Auto Glass Week swung into full gear today, the second day of the annual industry conference taking place this week in person in Orlando, and offering a virtual component as well.
A full day of conference educational sessions began with “Morning Coffee with … Jon Laski.” While most of the audience was probably thinking, “I really need to pace myself,” the CEO at City Auto Glass in Minnesota brought them to life with tales of his journey to the independent world.
Then, armed with coffee, the largest crowds of the day attended a series of sessions that addressed Advanced Driver Assistance Systems (ADAS). Representatives for AirPro Diagnostics, AsTech, Autel, Launchtech and LaVision all discussed emerging ADAS technology and how it will fit into the cars of the future.
Next up was an all-star panel representing a variety of industry segments discussing ADAS research and training.
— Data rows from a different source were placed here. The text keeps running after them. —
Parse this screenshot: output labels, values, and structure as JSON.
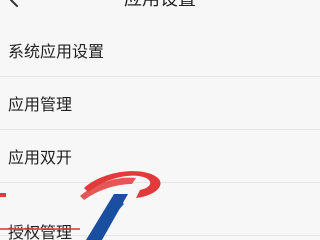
{
  "header": {
    "back_icon": "chevron-left-icon",
    "title": "应用设置"
  },
  "list": {
    "items": [
      {
        "label": "系统应用设置"
      },
      {
        "label": "应用管理"
      },
      {
        "label": "应用双开"
      },
      {
        "label": "授权管理"
      }
    ]
  },
  "colors": {
    "background": "#f7f7f7",
    "divider": "#e6e6e6",
    "text": "#222222",
    "watermark_red": "#e23a3a",
    "watermark_blue": "#1a4fa0"
  },
  "watermark": {
    "icon": "logo-watermark-icon"
  }
}
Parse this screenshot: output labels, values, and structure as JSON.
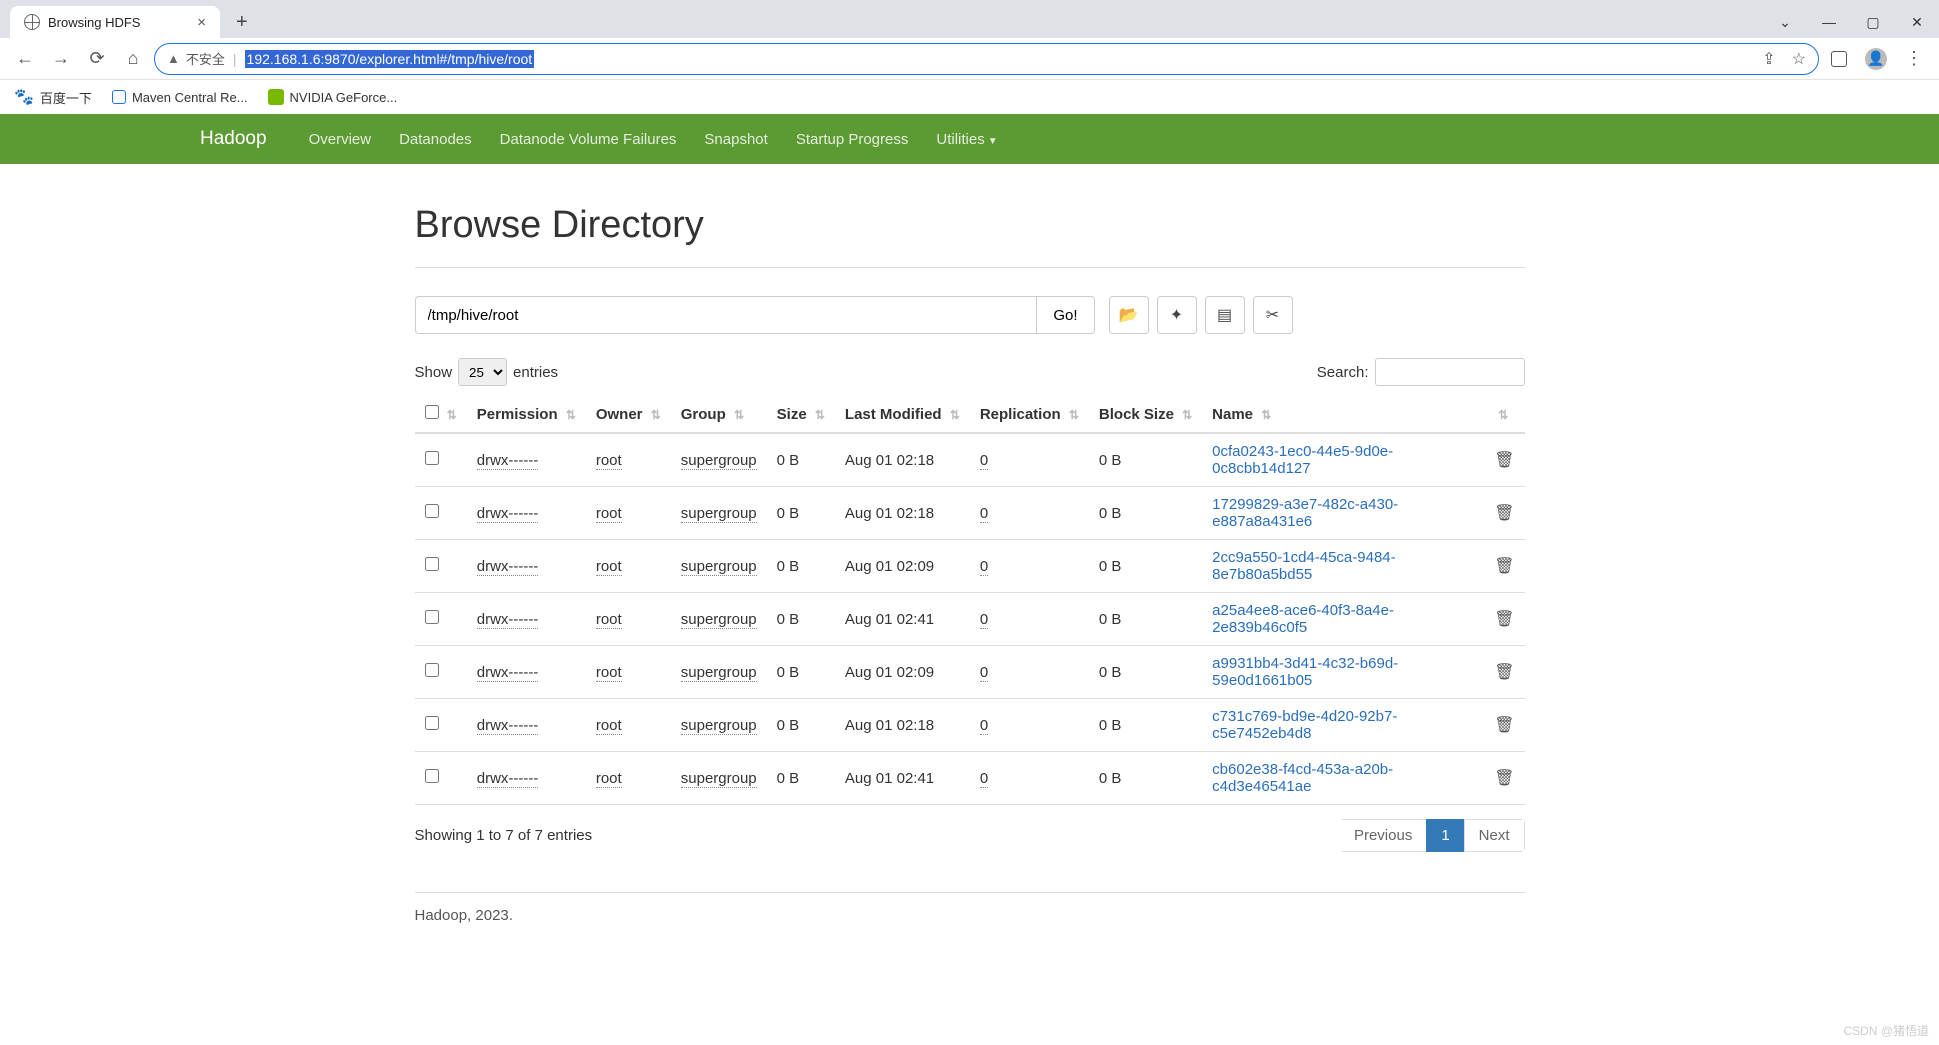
{
  "browser": {
    "tab_title": "Browsing HDFS",
    "insecure_label": "不安全",
    "url_prefix": "",
    "url_highlighted": "192.168.1.6:9870/explorer.html#/tmp/hive/root",
    "bookmarks": [
      {
        "label": "百度一下"
      },
      {
        "label": "Maven Central Re..."
      },
      {
        "label": "NVIDIA GeForce..."
      }
    ]
  },
  "nav": {
    "brand": "Hadoop",
    "items": [
      "Overview",
      "Datanodes",
      "Datanode Volume Failures",
      "Snapshot",
      "Startup Progress",
      "Utilities"
    ]
  },
  "page": {
    "title": "Browse Directory",
    "path_value": "/tmp/hive/root",
    "go_label": "Go!",
    "show_label_pre": "Show",
    "show_label_post": "entries",
    "show_value": "25",
    "search_label": "Search:",
    "search_value": "",
    "columns": [
      "",
      "Permission",
      "Owner",
      "Group",
      "Size",
      "Last Modified",
      "Replication",
      "Block Size",
      "Name",
      ""
    ],
    "rows": [
      {
        "perm": "drwx------",
        "owner": "root",
        "group": "supergroup",
        "size": "0 B",
        "modified": "Aug 01 02:18",
        "rep": "0",
        "block": "0 B",
        "name": "0cfa0243-1ec0-44e5-9d0e-0c8cbb14d127"
      },
      {
        "perm": "drwx------",
        "owner": "root",
        "group": "supergroup",
        "size": "0 B",
        "modified": "Aug 01 02:18",
        "rep": "0",
        "block": "0 B",
        "name": "17299829-a3e7-482c-a430-e887a8a431e6"
      },
      {
        "perm": "drwx------",
        "owner": "root",
        "group": "supergroup",
        "size": "0 B",
        "modified": "Aug 01 02:09",
        "rep": "0",
        "block": "0 B",
        "name": "2cc9a550-1cd4-45ca-9484-8e7b80a5bd55"
      },
      {
        "perm": "drwx------",
        "owner": "root",
        "group": "supergroup",
        "size": "0 B",
        "modified": "Aug 01 02:41",
        "rep": "0",
        "block": "0 B",
        "name": "a25a4ee8-ace6-40f3-8a4e-2e839b46c0f5"
      },
      {
        "perm": "drwx------",
        "owner": "root",
        "group": "supergroup",
        "size": "0 B",
        "modified": "Aug 01 02:09",
        "rep": "0",
        "block": "0 B",
        "name": "a9931bb4-3d41-4c32-b69d-59e0d1661b05"
      },
      {
        "perm": "drwx------",
        "owner": "root",
        "group": "supergroup",
        "size": "0 B",
        "modified": "Aug 01 02:18",
        "rep": "0",
        "block": "0 B",
        "name": "c731c769-bd9e-4d20-92b7-c5e7452eb4d8"
      },
      {
        "perm": "drwx------",
        "owner": "root",
        "group": "supergroup",
        "size": "0 B",
        "modified": "Aug 01 02:41",
        "rep": "0",
        "block": "0 B",
        "name": "cb602e38-f4cd-453a-a20b-c4d3e46541ae"
      }
    ],
    "info_text": "Showing 1 to 7 of 7 entries",
    "prev_label": "Previous",
    "page_num": "1",
    "next_label": "Next",
    "footer": "Hadoop, 2023."
  },
  "watermark": "CSDN @猪悟道"
}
Participating was Emily Jackson of Mygrant, George Lesniak of Autel, Chris Gutierrez of Protech Automotive Solutions, Jacques Navant from Don’s Mobile Glass, Bob Beranek, chair of the AGSC AGRSS Standards Committee, and Eric Newell of AirPro Diagnostics. There was consensus among the group that auto glass shops must recognize that ADAS is no longer a novelty and that calibration will remain a real and growing necessity. The question of whether or not companies should perform calibrations themselves, however, is an individual business decision for each shop to make based on their own capacity, finances, environment, etc.
When asked whether it was ever advisable to do a mobile calibration outdoors the group said “only if the environment is correct” citing weather and the ability to drive the car the necessary distance, among other factors.
For the “Learn from Auto Shops that Offer Calibration Services” session, Barry Lintner, owner at Lloyd’s Glass, and George Weller of Zenith Auto Glass, joined some of the previous panelists. Navant said that his firm started a second company so that it could service competitors and body shops. Weller said that he added calibration services for marketing purposes and only performs the calibrations for themselves.
Lintner told the audience that calibration work is a “significantly complicated business that requires much research and a lot of work to do correctly.” He described it as a moving target that changes every day and said a key to satisfying customers was to engage in extensive training of your customer service representatives. Lintner also said that Lloyd’s does a lot of grassroots marketing, promotes the business with short videos that educate the consumer, and that social media was extremely effective.
The educational sessions wrapped with a panel speaking to lessons from COVID. Industry leaders agreed that standing by their employees was probably the most important thing they did. As for the one big COVID inspired business change that will be maintained in the post-COVID environment, Peter Brown of Tiny and Sons Auto Glass simply answered “paperless,” while Jon Laski and Ted Andersen of NOVUS Inc. agreed that it will be the utilization of remote customer service representatives.
The show’s exhibit hall remained open in the afternoon and into the evening and tomorrow’s schedule provides opportunities for glass technician certification training and exams under the auspices of the Auto Glass Safety Council and the National Windshield Repair Division.
The show continues through Wednesday. Stay tuned to glassBYTEs.com for the latest news from the event. Interested parties who were unable to make it to Orlando can still attend Auto Glass Week online by visiting autoglassweek.com. Free trade show passes are available there as well.